■ **YOUR OBJECTIVE**
Select and copy out every line in the records containing "JSON".

(Dataset rows for apps and sites)

*** Block opens ***

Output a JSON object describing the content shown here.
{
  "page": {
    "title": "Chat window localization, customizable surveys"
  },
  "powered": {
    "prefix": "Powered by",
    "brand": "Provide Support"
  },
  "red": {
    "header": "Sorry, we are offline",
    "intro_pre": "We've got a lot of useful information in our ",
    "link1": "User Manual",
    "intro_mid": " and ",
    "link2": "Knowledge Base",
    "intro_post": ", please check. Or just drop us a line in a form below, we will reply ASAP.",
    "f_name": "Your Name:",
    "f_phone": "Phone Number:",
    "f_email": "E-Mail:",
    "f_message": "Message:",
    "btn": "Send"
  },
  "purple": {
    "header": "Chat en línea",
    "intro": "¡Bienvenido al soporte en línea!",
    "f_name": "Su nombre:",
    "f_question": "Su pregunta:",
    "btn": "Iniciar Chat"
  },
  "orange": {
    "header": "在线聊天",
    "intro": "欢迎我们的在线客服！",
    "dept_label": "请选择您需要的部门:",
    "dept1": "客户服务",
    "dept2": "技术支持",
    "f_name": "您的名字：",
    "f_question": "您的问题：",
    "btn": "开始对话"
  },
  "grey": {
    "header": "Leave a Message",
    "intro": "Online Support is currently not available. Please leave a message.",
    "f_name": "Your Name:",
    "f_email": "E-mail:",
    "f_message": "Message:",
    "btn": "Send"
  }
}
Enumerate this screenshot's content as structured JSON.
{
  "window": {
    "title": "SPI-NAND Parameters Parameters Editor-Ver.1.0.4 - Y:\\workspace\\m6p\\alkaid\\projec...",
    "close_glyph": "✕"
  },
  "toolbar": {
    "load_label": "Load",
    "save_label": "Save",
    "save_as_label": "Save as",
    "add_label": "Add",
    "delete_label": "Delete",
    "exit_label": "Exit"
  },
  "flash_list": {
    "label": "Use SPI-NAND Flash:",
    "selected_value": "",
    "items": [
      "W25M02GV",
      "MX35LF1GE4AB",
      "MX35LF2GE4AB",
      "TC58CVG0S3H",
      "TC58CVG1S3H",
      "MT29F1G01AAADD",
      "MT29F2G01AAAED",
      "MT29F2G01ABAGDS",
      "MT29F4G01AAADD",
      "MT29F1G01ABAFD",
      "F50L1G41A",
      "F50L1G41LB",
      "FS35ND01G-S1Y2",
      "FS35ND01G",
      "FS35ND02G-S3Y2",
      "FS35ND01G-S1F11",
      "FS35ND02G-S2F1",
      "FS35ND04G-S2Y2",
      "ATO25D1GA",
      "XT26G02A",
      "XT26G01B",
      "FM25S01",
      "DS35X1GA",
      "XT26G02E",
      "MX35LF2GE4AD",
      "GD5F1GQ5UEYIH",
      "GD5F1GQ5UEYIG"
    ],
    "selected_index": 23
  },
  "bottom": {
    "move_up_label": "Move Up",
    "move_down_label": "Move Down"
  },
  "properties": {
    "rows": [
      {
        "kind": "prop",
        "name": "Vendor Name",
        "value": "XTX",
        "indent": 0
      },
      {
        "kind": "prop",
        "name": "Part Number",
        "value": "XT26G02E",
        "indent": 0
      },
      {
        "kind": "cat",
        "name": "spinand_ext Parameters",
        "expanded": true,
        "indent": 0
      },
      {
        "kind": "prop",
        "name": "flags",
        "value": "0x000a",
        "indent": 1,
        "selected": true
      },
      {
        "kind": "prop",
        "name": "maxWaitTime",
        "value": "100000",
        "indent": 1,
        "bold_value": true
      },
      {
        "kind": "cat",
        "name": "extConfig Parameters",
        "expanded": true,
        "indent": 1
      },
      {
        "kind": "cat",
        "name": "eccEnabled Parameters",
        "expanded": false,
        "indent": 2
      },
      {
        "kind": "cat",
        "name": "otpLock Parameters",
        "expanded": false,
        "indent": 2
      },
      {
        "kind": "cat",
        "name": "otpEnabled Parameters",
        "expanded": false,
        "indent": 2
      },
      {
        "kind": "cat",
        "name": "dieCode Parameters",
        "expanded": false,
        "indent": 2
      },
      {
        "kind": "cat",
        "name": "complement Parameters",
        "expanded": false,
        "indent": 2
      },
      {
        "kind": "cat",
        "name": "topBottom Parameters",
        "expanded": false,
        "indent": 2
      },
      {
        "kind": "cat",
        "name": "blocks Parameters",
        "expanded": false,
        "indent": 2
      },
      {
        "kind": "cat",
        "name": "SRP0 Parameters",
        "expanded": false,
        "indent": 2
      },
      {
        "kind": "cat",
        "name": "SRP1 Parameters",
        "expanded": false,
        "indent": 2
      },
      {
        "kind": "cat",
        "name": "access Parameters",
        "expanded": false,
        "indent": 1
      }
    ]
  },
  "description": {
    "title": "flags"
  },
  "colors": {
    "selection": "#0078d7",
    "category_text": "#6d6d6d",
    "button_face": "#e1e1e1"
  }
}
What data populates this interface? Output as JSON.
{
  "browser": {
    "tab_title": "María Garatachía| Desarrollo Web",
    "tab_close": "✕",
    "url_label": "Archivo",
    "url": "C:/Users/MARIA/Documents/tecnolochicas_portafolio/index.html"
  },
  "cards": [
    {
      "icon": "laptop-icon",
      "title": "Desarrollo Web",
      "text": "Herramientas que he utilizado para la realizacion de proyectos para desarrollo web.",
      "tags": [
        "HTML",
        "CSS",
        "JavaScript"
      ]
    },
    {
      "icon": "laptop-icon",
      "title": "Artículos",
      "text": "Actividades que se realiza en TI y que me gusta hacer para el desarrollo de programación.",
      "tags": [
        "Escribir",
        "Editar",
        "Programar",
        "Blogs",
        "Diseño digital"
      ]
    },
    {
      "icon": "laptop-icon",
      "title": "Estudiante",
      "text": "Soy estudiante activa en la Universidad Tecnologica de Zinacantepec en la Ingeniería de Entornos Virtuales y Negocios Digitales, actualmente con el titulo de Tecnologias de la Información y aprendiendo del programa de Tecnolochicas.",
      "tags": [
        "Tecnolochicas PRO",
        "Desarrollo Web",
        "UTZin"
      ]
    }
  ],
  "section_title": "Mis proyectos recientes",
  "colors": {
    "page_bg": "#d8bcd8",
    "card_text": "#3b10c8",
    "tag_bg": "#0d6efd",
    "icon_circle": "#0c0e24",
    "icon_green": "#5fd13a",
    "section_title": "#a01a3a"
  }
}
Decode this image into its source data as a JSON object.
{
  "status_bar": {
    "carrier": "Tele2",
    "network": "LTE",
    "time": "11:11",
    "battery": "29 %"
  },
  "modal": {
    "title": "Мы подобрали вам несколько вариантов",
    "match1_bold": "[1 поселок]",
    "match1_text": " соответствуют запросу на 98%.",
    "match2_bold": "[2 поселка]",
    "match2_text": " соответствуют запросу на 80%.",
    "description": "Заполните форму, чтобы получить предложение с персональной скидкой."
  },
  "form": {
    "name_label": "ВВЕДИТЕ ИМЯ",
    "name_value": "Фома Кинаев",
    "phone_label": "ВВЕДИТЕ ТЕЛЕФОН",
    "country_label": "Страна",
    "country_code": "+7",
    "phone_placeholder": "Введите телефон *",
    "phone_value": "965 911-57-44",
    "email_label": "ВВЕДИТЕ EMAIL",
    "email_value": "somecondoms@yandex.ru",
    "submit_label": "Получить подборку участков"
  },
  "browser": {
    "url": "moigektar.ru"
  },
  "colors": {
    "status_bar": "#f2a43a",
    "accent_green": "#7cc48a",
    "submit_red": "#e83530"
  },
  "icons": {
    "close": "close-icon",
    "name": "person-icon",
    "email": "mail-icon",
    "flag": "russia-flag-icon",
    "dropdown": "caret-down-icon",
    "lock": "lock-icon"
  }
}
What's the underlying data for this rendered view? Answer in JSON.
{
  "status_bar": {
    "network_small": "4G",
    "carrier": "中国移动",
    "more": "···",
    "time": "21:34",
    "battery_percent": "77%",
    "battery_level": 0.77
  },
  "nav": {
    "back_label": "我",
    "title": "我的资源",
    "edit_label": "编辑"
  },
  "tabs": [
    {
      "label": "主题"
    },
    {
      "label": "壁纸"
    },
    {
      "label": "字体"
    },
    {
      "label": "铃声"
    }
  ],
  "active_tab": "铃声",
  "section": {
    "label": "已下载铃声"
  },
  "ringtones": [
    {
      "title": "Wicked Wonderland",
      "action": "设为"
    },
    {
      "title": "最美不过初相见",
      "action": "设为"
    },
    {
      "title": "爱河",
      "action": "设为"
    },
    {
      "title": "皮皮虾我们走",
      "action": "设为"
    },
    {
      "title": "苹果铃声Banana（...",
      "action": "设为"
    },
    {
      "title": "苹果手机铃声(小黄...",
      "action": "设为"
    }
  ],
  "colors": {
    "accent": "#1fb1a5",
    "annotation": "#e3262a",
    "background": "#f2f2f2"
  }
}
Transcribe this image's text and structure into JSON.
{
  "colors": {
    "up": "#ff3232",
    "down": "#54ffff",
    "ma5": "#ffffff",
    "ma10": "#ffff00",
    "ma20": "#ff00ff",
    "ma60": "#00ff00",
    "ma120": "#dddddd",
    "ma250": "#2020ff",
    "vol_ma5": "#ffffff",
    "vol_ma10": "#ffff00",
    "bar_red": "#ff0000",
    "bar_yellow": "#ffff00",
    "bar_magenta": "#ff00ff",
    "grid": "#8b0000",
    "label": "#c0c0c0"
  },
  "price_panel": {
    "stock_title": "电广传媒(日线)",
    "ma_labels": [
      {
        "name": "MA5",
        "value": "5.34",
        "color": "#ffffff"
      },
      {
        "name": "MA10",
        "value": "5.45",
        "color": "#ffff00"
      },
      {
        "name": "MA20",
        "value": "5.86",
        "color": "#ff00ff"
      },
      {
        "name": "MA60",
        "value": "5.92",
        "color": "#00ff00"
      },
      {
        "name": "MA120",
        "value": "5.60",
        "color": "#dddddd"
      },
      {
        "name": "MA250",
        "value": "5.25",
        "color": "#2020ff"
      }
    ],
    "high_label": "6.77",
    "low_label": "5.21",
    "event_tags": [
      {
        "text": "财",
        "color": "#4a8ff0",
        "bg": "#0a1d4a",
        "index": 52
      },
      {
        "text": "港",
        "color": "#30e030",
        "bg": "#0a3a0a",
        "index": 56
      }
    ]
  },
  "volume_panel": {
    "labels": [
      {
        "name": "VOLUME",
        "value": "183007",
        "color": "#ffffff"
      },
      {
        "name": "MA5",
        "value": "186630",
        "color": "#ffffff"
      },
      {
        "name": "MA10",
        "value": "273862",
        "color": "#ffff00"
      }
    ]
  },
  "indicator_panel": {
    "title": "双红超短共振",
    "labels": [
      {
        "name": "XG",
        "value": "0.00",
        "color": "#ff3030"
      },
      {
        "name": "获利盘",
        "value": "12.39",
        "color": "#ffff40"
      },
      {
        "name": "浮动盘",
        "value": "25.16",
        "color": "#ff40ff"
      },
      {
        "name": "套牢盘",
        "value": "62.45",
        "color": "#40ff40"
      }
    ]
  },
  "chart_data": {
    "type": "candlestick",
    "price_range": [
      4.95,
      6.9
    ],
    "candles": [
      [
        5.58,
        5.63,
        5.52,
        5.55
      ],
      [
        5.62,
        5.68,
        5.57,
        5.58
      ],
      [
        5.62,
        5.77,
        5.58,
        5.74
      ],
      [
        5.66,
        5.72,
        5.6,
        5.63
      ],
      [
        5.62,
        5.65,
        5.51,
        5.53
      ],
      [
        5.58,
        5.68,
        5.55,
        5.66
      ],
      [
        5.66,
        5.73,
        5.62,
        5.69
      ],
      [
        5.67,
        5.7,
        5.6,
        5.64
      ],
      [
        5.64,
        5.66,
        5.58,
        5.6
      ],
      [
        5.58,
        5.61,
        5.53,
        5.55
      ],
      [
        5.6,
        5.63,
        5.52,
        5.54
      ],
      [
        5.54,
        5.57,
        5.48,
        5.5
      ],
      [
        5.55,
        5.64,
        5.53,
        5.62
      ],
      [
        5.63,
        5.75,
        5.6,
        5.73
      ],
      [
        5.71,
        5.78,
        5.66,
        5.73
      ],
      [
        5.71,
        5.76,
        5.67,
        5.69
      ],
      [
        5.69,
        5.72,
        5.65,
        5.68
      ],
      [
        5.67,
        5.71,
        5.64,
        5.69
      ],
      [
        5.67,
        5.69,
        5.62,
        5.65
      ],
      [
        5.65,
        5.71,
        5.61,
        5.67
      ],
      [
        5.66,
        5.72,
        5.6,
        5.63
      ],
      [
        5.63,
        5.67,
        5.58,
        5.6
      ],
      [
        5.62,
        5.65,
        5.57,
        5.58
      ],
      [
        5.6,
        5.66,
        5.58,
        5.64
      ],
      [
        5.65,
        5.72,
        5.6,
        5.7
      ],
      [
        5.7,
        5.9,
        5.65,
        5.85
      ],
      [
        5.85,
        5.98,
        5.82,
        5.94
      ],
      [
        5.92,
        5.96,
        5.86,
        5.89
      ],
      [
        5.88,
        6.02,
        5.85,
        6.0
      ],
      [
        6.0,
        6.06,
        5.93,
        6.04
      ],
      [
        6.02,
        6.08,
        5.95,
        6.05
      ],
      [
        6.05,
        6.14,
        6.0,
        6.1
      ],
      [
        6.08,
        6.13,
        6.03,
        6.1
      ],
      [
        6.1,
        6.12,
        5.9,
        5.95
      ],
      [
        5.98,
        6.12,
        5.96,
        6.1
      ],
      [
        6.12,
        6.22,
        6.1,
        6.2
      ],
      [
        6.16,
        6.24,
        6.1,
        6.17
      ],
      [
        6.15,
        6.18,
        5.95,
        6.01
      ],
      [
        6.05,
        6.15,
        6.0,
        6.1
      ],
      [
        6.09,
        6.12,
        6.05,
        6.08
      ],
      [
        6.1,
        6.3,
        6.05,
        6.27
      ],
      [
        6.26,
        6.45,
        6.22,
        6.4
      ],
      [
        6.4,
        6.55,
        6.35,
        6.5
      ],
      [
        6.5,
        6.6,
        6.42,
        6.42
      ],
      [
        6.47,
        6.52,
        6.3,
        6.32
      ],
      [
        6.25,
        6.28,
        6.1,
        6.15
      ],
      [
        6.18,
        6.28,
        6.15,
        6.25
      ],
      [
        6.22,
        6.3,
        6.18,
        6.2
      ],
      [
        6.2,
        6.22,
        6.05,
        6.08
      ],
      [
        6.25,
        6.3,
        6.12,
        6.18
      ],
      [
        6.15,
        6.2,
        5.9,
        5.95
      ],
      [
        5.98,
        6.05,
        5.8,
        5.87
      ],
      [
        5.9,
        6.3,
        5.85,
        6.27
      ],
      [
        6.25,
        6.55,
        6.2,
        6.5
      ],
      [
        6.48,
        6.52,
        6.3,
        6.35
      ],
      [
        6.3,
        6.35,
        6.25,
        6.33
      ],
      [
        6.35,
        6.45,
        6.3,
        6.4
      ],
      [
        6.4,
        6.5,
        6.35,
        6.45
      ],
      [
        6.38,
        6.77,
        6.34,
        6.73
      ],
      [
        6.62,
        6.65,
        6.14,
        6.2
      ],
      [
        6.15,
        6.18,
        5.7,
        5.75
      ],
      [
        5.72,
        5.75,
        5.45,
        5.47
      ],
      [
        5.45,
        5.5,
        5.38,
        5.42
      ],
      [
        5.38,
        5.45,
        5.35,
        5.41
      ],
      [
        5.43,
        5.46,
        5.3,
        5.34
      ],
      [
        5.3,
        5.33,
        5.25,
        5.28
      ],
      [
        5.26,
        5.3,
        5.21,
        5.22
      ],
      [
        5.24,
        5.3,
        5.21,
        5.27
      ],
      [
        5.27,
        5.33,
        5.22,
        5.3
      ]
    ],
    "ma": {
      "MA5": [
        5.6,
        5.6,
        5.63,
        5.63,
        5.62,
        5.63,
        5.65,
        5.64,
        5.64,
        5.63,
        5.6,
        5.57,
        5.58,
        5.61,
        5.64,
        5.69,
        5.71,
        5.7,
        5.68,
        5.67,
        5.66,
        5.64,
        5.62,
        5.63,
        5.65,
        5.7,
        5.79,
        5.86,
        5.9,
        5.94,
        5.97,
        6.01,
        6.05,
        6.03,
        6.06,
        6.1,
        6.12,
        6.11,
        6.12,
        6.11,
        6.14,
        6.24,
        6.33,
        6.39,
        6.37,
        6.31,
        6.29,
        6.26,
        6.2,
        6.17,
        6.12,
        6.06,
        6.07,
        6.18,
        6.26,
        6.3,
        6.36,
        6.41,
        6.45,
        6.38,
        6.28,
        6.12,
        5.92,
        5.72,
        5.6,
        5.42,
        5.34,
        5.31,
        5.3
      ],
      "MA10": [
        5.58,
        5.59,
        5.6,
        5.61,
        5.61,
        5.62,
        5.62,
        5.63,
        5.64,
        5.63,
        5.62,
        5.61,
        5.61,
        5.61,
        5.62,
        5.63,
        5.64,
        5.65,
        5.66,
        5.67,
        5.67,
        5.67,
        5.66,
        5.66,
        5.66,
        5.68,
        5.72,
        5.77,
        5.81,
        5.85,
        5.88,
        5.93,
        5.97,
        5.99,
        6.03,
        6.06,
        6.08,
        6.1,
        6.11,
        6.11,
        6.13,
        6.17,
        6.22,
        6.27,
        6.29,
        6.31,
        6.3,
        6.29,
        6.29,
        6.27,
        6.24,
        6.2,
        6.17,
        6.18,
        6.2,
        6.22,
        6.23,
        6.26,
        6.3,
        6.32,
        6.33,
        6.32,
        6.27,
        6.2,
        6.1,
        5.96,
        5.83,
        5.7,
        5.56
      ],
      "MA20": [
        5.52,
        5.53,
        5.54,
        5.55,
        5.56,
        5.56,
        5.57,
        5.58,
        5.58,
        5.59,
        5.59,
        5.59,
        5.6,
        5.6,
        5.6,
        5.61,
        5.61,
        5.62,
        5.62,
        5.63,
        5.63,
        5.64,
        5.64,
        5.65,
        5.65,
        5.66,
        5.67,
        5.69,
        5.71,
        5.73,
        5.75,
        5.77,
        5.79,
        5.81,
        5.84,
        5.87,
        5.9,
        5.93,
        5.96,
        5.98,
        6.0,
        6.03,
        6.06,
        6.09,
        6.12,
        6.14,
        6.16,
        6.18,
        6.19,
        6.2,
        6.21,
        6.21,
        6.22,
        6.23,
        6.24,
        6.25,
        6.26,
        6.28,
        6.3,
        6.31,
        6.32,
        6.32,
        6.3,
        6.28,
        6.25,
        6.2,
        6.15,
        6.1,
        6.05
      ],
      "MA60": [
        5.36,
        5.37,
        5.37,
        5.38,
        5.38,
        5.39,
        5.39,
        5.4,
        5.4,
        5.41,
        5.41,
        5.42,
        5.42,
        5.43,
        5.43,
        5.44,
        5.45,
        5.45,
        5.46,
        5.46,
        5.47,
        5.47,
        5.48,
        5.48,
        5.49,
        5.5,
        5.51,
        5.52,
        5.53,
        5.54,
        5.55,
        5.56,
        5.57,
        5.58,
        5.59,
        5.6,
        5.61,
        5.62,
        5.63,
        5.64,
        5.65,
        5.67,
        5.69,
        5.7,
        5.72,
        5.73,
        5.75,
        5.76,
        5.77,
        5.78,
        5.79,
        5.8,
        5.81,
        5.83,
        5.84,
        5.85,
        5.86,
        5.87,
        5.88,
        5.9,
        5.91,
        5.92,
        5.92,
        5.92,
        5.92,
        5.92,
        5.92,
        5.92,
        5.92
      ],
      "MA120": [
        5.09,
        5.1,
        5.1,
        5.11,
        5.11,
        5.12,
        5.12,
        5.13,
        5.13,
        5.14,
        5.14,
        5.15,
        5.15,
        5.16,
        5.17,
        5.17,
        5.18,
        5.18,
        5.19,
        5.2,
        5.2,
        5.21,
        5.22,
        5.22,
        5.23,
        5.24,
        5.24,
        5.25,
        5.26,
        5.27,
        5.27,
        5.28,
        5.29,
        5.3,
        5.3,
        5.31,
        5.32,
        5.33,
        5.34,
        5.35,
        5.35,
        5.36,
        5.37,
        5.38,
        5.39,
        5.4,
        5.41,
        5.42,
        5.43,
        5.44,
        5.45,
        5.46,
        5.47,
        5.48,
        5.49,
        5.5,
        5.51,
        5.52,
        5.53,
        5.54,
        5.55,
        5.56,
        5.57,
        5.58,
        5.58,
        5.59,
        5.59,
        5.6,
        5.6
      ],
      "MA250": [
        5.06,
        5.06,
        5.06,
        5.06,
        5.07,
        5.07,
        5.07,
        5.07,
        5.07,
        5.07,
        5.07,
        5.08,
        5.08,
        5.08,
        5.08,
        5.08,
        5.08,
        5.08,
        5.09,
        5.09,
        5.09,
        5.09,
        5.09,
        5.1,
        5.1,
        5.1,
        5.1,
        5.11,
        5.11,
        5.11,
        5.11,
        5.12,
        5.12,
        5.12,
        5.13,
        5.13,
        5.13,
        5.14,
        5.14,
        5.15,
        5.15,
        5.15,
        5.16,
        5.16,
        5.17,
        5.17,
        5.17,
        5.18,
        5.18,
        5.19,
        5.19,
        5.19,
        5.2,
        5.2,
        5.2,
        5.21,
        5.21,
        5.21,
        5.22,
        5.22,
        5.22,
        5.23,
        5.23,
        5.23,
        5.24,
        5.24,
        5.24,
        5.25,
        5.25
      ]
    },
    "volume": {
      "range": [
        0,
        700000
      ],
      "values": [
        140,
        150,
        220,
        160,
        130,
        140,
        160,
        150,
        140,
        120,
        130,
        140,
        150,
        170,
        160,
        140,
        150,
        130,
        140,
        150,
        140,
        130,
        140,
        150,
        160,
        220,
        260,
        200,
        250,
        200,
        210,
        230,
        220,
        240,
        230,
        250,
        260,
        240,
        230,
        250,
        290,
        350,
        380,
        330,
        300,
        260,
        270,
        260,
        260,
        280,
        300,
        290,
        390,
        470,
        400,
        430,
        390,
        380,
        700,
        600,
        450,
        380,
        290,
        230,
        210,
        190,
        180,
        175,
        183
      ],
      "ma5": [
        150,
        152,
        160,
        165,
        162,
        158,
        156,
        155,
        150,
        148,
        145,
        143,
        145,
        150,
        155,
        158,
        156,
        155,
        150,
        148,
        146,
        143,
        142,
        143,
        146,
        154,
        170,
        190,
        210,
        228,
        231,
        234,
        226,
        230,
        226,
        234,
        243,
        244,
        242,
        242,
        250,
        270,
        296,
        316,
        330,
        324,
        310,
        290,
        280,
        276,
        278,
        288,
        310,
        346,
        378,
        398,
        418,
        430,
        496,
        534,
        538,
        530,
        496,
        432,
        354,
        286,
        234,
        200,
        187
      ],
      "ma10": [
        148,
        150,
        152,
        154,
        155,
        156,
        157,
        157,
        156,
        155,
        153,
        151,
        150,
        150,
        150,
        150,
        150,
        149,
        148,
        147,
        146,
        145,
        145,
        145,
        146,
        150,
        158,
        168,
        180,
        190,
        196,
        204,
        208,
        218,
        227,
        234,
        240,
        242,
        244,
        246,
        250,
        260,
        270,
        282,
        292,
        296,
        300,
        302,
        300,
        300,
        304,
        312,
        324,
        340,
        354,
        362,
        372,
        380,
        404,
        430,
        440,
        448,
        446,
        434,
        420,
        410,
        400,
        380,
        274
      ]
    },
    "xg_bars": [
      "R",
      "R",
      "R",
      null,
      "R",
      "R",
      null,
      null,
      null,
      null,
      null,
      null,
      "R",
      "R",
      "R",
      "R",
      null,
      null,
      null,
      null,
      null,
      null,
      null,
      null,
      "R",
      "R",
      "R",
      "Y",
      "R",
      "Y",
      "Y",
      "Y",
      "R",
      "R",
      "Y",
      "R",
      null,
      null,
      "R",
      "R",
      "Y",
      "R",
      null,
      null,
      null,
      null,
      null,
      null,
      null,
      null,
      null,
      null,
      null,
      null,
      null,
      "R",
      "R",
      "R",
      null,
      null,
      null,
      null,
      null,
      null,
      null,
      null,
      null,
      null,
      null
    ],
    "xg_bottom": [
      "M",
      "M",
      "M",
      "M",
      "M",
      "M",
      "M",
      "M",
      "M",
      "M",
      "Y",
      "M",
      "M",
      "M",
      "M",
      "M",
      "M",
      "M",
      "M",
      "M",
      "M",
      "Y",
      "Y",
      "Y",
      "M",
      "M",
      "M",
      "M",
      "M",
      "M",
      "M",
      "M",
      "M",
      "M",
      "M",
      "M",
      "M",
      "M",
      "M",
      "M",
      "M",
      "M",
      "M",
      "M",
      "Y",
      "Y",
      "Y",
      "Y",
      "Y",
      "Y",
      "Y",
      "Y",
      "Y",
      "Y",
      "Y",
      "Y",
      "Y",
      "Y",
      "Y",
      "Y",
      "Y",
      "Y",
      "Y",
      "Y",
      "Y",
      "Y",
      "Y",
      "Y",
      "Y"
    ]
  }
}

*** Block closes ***

■ **SOLUTION FOR THIS TASK**
Output a JSON object describing the content shown here.
Enumerate this screenshot's content as structured JSON.
What data populates this interface? Output as JSON.
Decode this image into its source data as a JSON object.
What's the underlying data for this rendered view? Answer in JSON.
Transcribe this image's text and structure into JSON.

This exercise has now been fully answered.